Collaborate to Bring More to Your Community

By Jessica Royer Ocken


A big component of ensuring you can generate the funds you need to operate your facility is creating it to be the leisure destination your particular community is looking for—and having the ability to adapt as the community's desires change. The Department of Parks, Recreation and Neighborhoods in Modesto, Calif., maintains a variety of multipurpose venues with the "same good level of service" they always have, explained Director Jim Niskanen, "but if we had more health- and lifestyle-related facilities, which require different programming and equipment, people would use them."

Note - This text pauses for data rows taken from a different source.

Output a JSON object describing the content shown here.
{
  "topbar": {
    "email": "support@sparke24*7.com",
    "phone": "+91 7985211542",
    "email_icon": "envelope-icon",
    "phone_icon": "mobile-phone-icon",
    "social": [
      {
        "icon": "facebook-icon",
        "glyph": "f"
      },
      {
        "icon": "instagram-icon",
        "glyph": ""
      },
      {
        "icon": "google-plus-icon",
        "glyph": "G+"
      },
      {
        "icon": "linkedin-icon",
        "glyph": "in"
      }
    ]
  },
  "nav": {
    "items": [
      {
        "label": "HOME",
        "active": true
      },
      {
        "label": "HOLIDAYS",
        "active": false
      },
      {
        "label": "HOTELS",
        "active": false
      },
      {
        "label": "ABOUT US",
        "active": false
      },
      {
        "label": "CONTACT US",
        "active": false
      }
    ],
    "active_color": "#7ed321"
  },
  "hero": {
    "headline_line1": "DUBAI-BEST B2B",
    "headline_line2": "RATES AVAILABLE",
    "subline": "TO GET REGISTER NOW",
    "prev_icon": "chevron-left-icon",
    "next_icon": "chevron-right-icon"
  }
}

So, for the new venues this city is building, these types of interests are definitely a consideration. "We have seen a huge shift toward walking and biking and active lifestyle facilities," he said. "We have tremendous support for our trail system. Even at the neighborhood park level, the number-one interest is a walking trail. It's interesting that that has taken such a prominent role in facility development."

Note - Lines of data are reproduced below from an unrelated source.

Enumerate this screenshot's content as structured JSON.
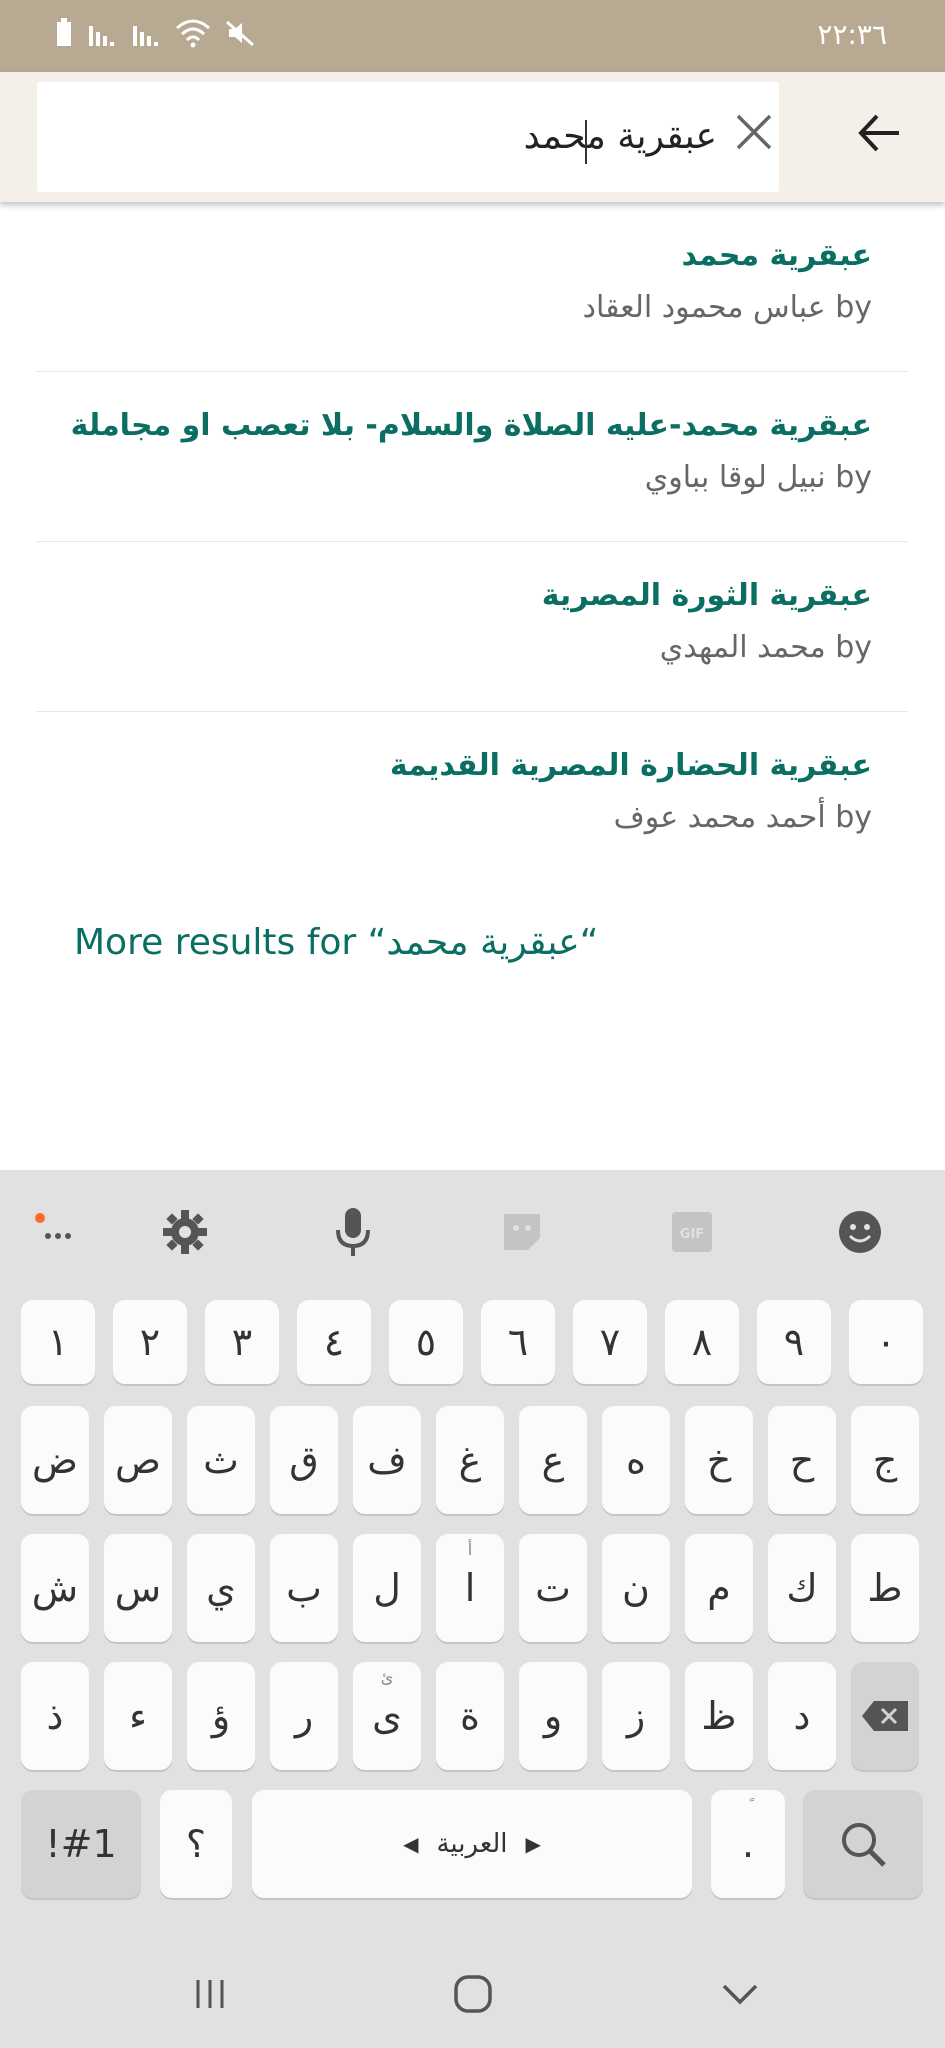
{
  "status_bar": {
    "time": "٢٢:٣٦",
    "icons": [
      "battery-icon",
      "signal-icon",
      "signal-icon",
      "wifi-icon",
      "mute-icon"
    ]
  },
  "search": {
    "query": "عبقرية محمد",
    "clear_icon": "close-icon",
    "back_icon": "arrow-left-icon"
  },
  "results": [
    {
      "title": "عبقرية محمد",
      "author": "by عباس محمود العقاد"
    },
    {
      "title": "عبقرية محمد-عليه الصلاة والسلام- بلا تعصب او مجاملة",
      "author": "by نبيل لوقا بباوي"
    },
    {
      "title": "عبقرية الثورة المصرية",
      "author": "by محمد المهدي"
    },
    {
      "title": "عبقرية الحضارة المصرية القديمة",
      "author": "by أحمد محمد عوف"
    }
  ],
  "more_results": "More results for “عبقرية محمد“",
  "keyboard": {
    "toolbar": [
      "more-options-icon",
      "settings-icon",
      "microphone-icon",
      "sticker-icon",
      "gif-icon",
      "emoji-icon"
    ],
    "number_row": [
      "١",
      "٢",
      "٣",
      "٤",
      "٥",
      "٦",
      "٧",
      "٨",
      "٩",
      "٠"
    ],
    "row1": [
      "ض",
      "ص",
      "ث",
      "ق",
      "ف",
      "غ",
      "ع",
      "ه",
      "خ",
      "ح",
      "ج"
    ],
    "row2": [
      "ش",
      "س",
      "ي",
      "ب",
      "ل",
      "ا",
      "ت",
      "ن",
      "م",
      "ك",
      "ط"
    ],
    "row2_hints": {
      "5": "أ"
    },
    "row3": [
      "ذ",
      "ء",
      "ؤ",
      "ر",
      "ى",
      "ة",
      "و",
      "ز",
      "ظ",
      "د"
    ],
    "row3_hints": {
      "4": "ئ"
    },
    "symbols_label": "!#1",
    "question_label": "؟",
    "space_label": "العربية",
    "period_label": ".",
    "period_hint": "ً"
  },
  "nav": [
    "recents-icon",
    "home-icon",
    "back-chevron-icon"
  ]
}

But the real item of interest here is the park district's willingness to respond to the community. "Each community is unique in what it needs," noted Cezar Gonzales, executive director of the Lake Houston Family YMCA, a truly multipurpose facility with amenities and activities from splash pool to teen room to child care to Pilates.

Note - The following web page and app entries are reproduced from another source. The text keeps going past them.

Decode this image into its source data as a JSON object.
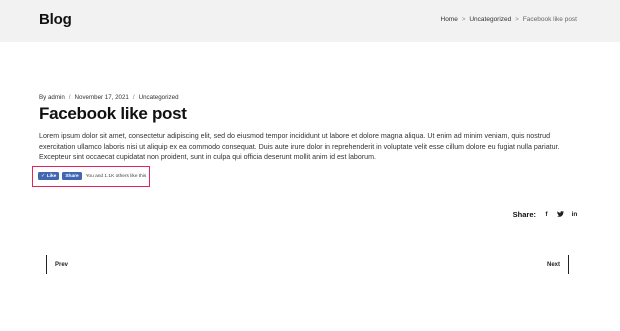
{
  "header": {
    "site_title": "Blog",
    "breadcrumb": {
      "home": "Home",
      "separator": ">",
      "category": "Uncategorized",
      "current": "Facebook like post"
    }
  },
  "post": {
    "meta": {
      "author_prefix": "By admin",
      "separator": "/",
      "date": "November 17, 2021",
      "category": "Uncategorized"
    },
    "title": "Facebook like post",
    "content": "Lorem ipsum dolor sit amet, consectetur adipiscing elit, sed do eiusmod tempor incididunt ut labore et dolore magna aliqua. Ut enim ad minim veniam, quis nostrud exercitation ullamco laboris nisi ut aliquip ex ea commodo consequat. Duis aute irure dolor in reprehenderit in voluptate velit esse cillum dolore eu fugiat nulla pariatur. Excepteur sint occaecat cupidatat non proident, sunt in culpa qui officia deserunt mollit anim id est laborum."
  },
  "facebook_widget": {
    "like_label": "Like",
    "share_label": "Share",
    "count_text": "You and 1.1K others like this",
    "brand_color": "#4267b2",
    "highlight_color": "#e0245e"
  },
  "share": {
    "label": "Share:",
    "icons": {
      "facebook": "f",
      "twitter": "t",
      "linkedin": "in"
    }
  },
  "post_navigation": {
    "prev_label": "Prev",
    "next_label": "Next"
  }
}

But this Y also operates branches in Kingwood, Texas, and Splendora, Texas.

"Go into the community and ask what their needs are, not what your needs are," he said. "Splendora is a lower-income community that needed programming for kids and families. The Y can do it."

The Lake Houston Y is also planning a facility for Summerwood, Texas, a newly developing area. "That's a small, plant community, which lacks the amenities of an older, established community, so the Y brings community recreation services that they wouldn't have otherwise," Gonzales said.

Meeting the needs of the community applies not just to the features you choose for your facility, but also to the way they are designed and built. In other words, make sure the options you have are as multipurpose as possible. "The Y as most people think about it has two big boxes—a gym and a pool," noted Atlanta's Munster. "But we've designed our latest pools to accommodate zero-depth entry, and they have low-level water for very young children with parents. There's an area in the pool that's for exercise classes, an area that serves lap swimming and one for swim instruction, so we have four activities in the pool at once." In addition to multiplying the pool's uses, these special features also make the water accessible to both the very young and the aging population, a component of many communities that grows larger all the time.

Also, more activity-oriented pool settings (and other recreational areas) can have a financial impact. "It's hard to charge more than 50 cents or a dollar for admission to a competition pool," reported Modesto's Niskanen. "People don't stay too long."

But in a more family-oriented aquatics setting, with splash pools and water playgrounds and slides, in addition to regular old places to swim, "you can stay the whole day and add concessions and other things to make it useable and enjoyable—more of a destination," he said. And also more of a revenue generator, which keeps cash flowing into that all-important operations fund, and keeps your building and the community it serves in good shape (literally!) for years to come.